Nov 16, 2020

The joint research agreement has been signed by both Kochi University of Technology and Curtin University.

Nov 13, 2020

Testing the Raspberry Shake and Booms in the lab and in the field. We finally managed to get them working with GPS modules.
Shipment Shipment

Nov 12, 2020

An online meeting was conducted between Australian partners to coordinate field operations in South Australia.

Oct 27, 2020

The massive box has arrived at Curtin. Martin Towner puts his forklift licence to practice!

Oct 13, 2020

Masa-yuki Yamamoto has shipped the bulk of the infrasound instruments to be used during the campaign to Australia.

Sept 18, 2020

The first Raspberry Shake & Boom unit has arrived to Curtin.

Sept 14, 2020

Masa-yuki confirms that travel from Japan by science teams will likely not be possible due to Covid restrictions. Plan B is activated, Curtin and partners from Australia will do most of the instrument deployment.

Aug 19, 2020

The first INF04 infrasound sensors have arrived to Curtin for testing, shipped by Masa-yuki Yamamoto.

Aug 19, 2020

JAXA news update: The Hayabusa2 Re-entry capsule is approved to land in Australia in the Woomera Test Range. Check it out on the Hayabusa-2 website. Hayabusa-2 will soon enter its final guidance phase to intercept the Earth (picture credit: JAXA).
Hayabusa-2 return

Nov 13, 2019

Hayabusa-2 departs from Ryugu, the next phase of the mission as it is coming home!

June 2019

While attending the Meteoroids conference in Bratislava (Slovakia), Masa-yuki Yamamoto (Kochi U.T.), Shinsuke Abe (Nihon U.), and Hadrien Devillepoix (Curtin U.) start talking at about a possible collaboration to observe the re-entry of the HAYABUSA-2 capsule in December 2020.

This work would not be possible without the support of a large number of people. We would like to particularly thank the following:

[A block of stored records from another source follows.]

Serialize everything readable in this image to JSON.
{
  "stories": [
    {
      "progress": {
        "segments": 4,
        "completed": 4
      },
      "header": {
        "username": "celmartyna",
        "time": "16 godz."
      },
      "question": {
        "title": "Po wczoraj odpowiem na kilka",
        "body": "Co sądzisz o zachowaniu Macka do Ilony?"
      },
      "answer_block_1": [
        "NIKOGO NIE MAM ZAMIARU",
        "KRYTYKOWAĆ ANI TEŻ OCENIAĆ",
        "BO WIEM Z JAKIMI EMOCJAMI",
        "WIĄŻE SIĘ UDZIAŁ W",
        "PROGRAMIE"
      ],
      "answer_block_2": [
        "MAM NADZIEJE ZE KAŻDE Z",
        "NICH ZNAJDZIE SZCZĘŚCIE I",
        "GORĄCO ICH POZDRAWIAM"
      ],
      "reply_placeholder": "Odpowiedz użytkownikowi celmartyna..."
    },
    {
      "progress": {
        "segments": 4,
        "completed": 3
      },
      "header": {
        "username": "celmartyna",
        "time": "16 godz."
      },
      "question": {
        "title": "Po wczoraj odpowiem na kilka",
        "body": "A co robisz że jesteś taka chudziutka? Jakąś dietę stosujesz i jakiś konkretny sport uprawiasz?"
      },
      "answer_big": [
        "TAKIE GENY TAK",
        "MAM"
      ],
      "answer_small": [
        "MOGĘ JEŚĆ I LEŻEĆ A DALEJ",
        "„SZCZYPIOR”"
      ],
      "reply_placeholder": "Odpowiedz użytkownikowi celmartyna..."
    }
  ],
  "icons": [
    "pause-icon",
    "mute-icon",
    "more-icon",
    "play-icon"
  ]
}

  • Ben Broeder, Comm Systems, Antenna Setup Support
  • Takashi Fukai, Ibaraki University, UHF Receiver Manufacturing
  • Masahiko Komoda and Mr. Hirotaka Horiuchi, ICOM Inc., Support for Plan-B
  • Yuichiro Inoue, Kochi University of Technology, Data Logger Manufacturing
  • Masato Yazawa, Mathematical Assist Design Laboratory, Data Logger Manufacturing
  • Akihiro Yokota, SAYA Inc., Infrasound Sensor Manufacturing
As well as the members of Hayabusa-2 project (lead by Makoto Yoshikawa, Project Manager), ISAS/JAXA; and the Australian Defence Science and Technology Group in Edinburgh (lead by Kruger White).